New research shows that overeating reduces levels of a hormone that signals the feeling of fullness in the brain, potentially promoting more eating
Research is finally beginning to shed light on some of the reasons that extra weight is difficult to shed permanently. Now, a new study has uncovered another method by which the gut senses how much food a person eats and relays that to the brain. When the gut senses too many calories, a pathway that promotes the feeling of fullness becomes blocked. The new research was published in the journal Nutrition & Diabetes, published by Nature.
Through earlier studies on colon cancer,Thomas Jefferson University researchers led by Scott Waldman, M.D., Ph.D., Chair of the Department of Pharmacology and Experimental Therapeutics and researcher at the Sidney Kimmel Cancer Center at Jefferson, noticed that a hormone called uroguanylin also appeared to play a role in obesity. Their studies had shown that in non-obese mice, uroguanylin would travel to the brain, where it produced a feeling of fullness. But it was unclear what happened to this signaling in the obese state.

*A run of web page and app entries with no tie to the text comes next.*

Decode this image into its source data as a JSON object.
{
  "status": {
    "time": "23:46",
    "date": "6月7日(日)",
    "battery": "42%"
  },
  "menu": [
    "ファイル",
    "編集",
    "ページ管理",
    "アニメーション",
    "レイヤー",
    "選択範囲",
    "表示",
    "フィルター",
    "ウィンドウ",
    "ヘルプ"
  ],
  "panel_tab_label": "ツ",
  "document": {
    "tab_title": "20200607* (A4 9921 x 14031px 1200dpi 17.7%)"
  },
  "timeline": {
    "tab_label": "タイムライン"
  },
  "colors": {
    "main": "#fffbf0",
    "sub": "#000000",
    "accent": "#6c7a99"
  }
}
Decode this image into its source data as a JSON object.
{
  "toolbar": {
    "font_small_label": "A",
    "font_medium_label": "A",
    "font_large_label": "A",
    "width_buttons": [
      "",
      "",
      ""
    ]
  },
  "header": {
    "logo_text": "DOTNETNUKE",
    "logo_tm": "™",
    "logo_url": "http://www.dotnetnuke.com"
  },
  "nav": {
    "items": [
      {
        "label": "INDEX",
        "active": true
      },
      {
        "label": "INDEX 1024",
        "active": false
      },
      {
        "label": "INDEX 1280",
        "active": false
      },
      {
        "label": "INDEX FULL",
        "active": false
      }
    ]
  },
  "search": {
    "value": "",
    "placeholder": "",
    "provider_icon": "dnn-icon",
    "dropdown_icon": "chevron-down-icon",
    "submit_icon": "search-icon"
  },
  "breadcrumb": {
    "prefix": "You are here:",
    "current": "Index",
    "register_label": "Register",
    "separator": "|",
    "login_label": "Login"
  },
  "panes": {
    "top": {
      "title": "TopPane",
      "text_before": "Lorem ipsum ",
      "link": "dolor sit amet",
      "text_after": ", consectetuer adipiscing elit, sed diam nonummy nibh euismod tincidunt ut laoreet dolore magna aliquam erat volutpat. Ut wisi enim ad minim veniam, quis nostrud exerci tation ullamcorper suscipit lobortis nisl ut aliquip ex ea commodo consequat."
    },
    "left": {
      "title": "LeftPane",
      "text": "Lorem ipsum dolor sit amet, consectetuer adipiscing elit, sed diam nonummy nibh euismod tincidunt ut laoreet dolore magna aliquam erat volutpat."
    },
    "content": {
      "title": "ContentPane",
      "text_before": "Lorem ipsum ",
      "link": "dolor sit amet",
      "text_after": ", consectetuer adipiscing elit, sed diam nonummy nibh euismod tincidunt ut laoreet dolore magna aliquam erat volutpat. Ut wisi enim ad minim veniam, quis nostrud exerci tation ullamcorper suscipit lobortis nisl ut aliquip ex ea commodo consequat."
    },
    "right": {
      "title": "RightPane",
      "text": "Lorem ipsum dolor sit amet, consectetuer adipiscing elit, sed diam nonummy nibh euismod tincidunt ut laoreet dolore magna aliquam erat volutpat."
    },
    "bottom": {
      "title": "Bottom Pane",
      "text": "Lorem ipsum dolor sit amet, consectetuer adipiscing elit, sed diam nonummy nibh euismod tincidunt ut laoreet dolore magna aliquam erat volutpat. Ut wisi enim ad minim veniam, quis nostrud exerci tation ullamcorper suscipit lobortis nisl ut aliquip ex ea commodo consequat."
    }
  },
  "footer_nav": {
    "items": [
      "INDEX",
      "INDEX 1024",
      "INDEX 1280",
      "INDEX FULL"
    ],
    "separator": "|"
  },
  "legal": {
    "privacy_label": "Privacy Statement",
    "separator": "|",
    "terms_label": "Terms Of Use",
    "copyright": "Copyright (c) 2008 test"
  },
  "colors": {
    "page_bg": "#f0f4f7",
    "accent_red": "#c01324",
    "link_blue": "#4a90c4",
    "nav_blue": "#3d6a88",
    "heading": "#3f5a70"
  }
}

In the current study, the researchers looked at mice who were overfed, and saw that the small intestines of these mice had stopped producing uroguanylin. The receptors for uroguanylin that reside in the brain were intact, and had even increased in number, but hormone itself was no longer being made, suggesting that overeating had caused its production to shut down. However, when the animals were put on a diet, the guanylin production resumed.
“What’s interesting,” said Dr. Waldman, “is that it didn’t matter whether the mice were lean and overfed, or obese and overfed – urogaunylin production stopped in both groups of animals when they got too many calories.” This, says Dr. Waldman, is opposite to what’s been observed for other obesity-related hormones like insulin and leptin, which are produced in ever greater quantity as weight increases. “Here, it’s not the obese state that’s causing the problem but rather it’s the calories,” he added.
To find out how overeating shuts off uroguanylin production, the researchers looked at the cells in the small-intestine that produce the hormone. They suspected that the endoplasmic reticulum (ER) might be involved. The ER is an cellular organelle that serves as the production line for many of the body’s proteins and hormones, and can stop functioning when it is stressed. When the researchers applied a chemical, tunicamycin, known to cause ER stress, mice stopped producing uroguanylin, much as they did when they were overfed. Finally when overfed, obese, mice were given a chemical that was known to relieve ER stress, the animals once again began producing uroguanylin, suggesting that overfeeding caused the ER stress that in turn shut down uroguanulin production.
“Taken together, these experiments show that excess calories – either from fat or carbohydrates – stress small intestinal cells so that they stop producing uroguanylin, which helps people feel full after eating,” says Dr. Waldman. “What we don’t know is how much is too much and what molecular sensor makes that decision.”
“Like in cancer, there are many steps on the way to becoming obese that aren’t easily reversed. While the uroguanylin hormone pathway appears to be one of those steps, we don’t yet know whether it’s important early on in the process, or later, and how much of a role in plays,” says Dr. Waldman. “But in combination with other approaches, hormone replacement of uroguanylin may become an important component of therapy to reverse obesity.”
These studies were supported by grants from the NIH (R01 CA75123, R01 CA95026, RC1 CA146033, P30 CA56036 and R01 CA170533), the Pennsylvania Department of Health (SAP 4100059197 and SAP 4100051723) and Targeted Diagnostics & Therapeutics, Inc. The Pennsylvania Department of Health specifically disclaims responsibility for any analyses, interpretations or conclusions. Other funding sources listed in the paper.
Dr. Waldman is the chair of the Data Safety Monitoring Board for the CHART-1 trial sponsored by Cardio3 Biosciences, a member of the Scientific Advisory Board for Immunovative Therapies, and the chair (uncompensated) of the Scientific Advisory Board of Targeted Diagnostics & Therapeutics, Inc. that provided research funding that, in part, supported this work and has a license to commercialize inventions related to this work. The authors report no other conflicts of interest.
Source: Thomas Jefferson University